The march was led by the Asian Migrants Coordinating Body and marked International Women’s Day.

Photo: Asian Migrants Coordinating Body.

“The practice of modern slavery [is] more alive since the Hong Kong government refuses to regulate working hours and rest hours for migrant domestic workers,” campaigner Sringatin told HKFP. “Migrant domestic workers, as women, as workers and part of the workforce in Hong Kong, are still treated like foreigners, lower class [citizens] and are isolated from society.”

Among the key demands was to increase domestic workers’ minimum wage from HK$4,520 to HK$5,500, the monthly food allowance if the helper is not eating with the employer from HK$1,075 to HK$2,500, to enact laws to ensure decent accommodation, 11 hours of uninterrupted rest for two consecutive working days and three meal breaks per day, and to prosecute recruitment agencies who collect illegal fees and overcharge domestic workers.
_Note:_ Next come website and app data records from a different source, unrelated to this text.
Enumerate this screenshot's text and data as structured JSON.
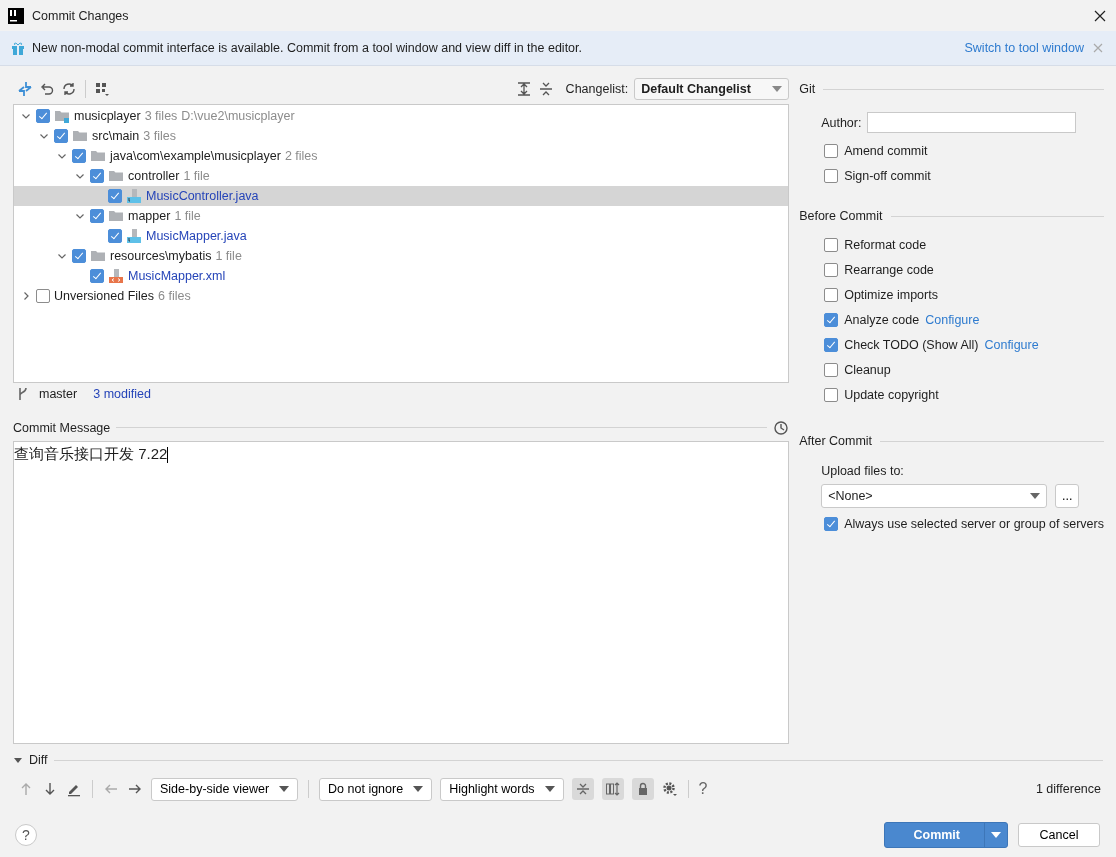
{
  "window": {
    "title": "Commit Changes"
  },
  "banner": {
    "text": "New non-modal commit interface is available. Commit from a tool window and view diff in the editor.",
    "link": "Switch to tool window"
  },
  "changelist": {
    "label": "Changelist:",
    "value": "Default Changelist"
  },
  "tree": [
    {
      "kind": "module",
      "name": "musicplayer",
      "count": "3 files",
      "path": "D:\\vue2\\musicplayer",
      "checked": true,
      "expanded": true,
      "selected": false,
      "children": [
        {
          "kind": "folder",
          "name": "src\\main",
          "count": "3 files",
          "checked": true,
          "expanded": true,
          "selected": false,
          "children": [
            {
              "kind": "folder",
              "name": "java\\com\\example\\musicplayer",
              "count": "2 files",
              "checked": true,
              "expanded": true,
              "selected": false,
              "children": [
                {
                  "kind": "folder",
                  "name": "controller",
                  "count": "1 file",
                  "checked": true,
                  "expanded": true,
                  "selected": false,
                  "children": [
                    {
                      "kind": "java",
                      "name": "MusicController.java",
                      "checked": true,
                      "selected": true
                    }
                  ]
                },
                {
                  "kind": "folder",
                  "name": "mapper",
                  "count": "1 file",
                  "checked": true,
                  "expanded": true,
                  "selected": false,
                  "children": [
                    {
                      "kind": "java",
                      "name": "MusicMapper.java",
                      "checked": true,
                      "selected": false
                    }
                  ]
                }
              ]
            },
            {
              "kind": "folder",
              "name": "resources\\mybatis",
              "count": "1 file",
              "checked": true,
              "expanded": true,
              "selected": false,
              "children": [
                {
                  "kind": "xml",
                  "name": "MusicMapper.xml",
                  "checked": true,
                  "selected": false
                }
              ]
            }
          ]
        }
      ]
    },
    {
      "kind": "group",
      "name": "Unversioned Files",
      "count": "6 files",
      "checked": false,
      "expanded": false,
      "selected": false
    }
  ],
  "status": {
    "branch": "master",
    "modified": "3 modified"
  },
  "commit_message": {
    "label": "Commit Message",
    "value": "查询音乐接口开发 7.22"
  },
  "git": {
    "title": "Git",
    "author_label": "Author:",
    "options": [
      {
        "label": "Amend commit",
        "checked": false
      },
      {
        "label": "Sign-off commit",
        "checked": false
      }
    ]
  },
  "before_commit": {
    "title": "Before Commit",
    "options": [
      {
        "label": "Reformat code",
        "checked": false
      },
      {
        "label": "Rearrange code",
        "checked": false
      },
      {
        "label": "Optimize imports",
        "checked": false
      },
      {
        "label": "Analyze code",
        "link": "Configure",
        "checked": true
      },
      {
        "label": "Check TODO (Show All)",
        "link": "Configure",
        "checked": true
      },
      {
        "label": "Cleanup",
        "checked": false
      },
      {
        "label": "Update copyright",
        "checked": false
      }
    ]
  },
  "after_commit": {
    "title": "After Commit",
    "upload_label": "Upload files to:",
    "upload_value": "<None>",
    "browse": "...",
    "options": [
      {
        "label": "Always use selected server or group of servers",
        "checked": true
      }
    ]
  },
  "diff": {
    "title": "Diff",
    "expanded": true,
    "dropdowns": [
      "Side-by-side viewer",
      "Do not ignore",
      "Highlight words"
    ],
    "toggles": [
      {
        "kind": "collapse",
        "on": true
      },
      {
        "kind": "sync",
        "on": true
      },
      {
        "kind": "lock",
        "on": true
      }
    ],
    "help": "?",
    "summary": "1 difference"
  },
  "footer": {
    "help": "?",
    "commit": "Commit",
    "cancel": "Cancel"
  }
}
Eni Lestari (centre-right). Photo: Asian Migrants Coordinating Body.

The group also condemned local authorities for failing to ratify the United Nation’s International Labour Organisation Convention No. 189 on domestic workers, which protects the rights of domestic workers across the world.

Representatives from the League of Social Democrats and the International Migrants Alliance also attended the demonstration, according to local media.

There were 369,651 foreign domestic workers living in Hong Kong at the end of 2017, with the number set to rise to 600,000 by 2047, according to the government.

Jennifer Creery

Jennifer Creery is a Hong Kong-born British journalist, interested in minority rights and urban planning. She holds a BA in English at King's College London and has studied Mandarin at National Taiwan University.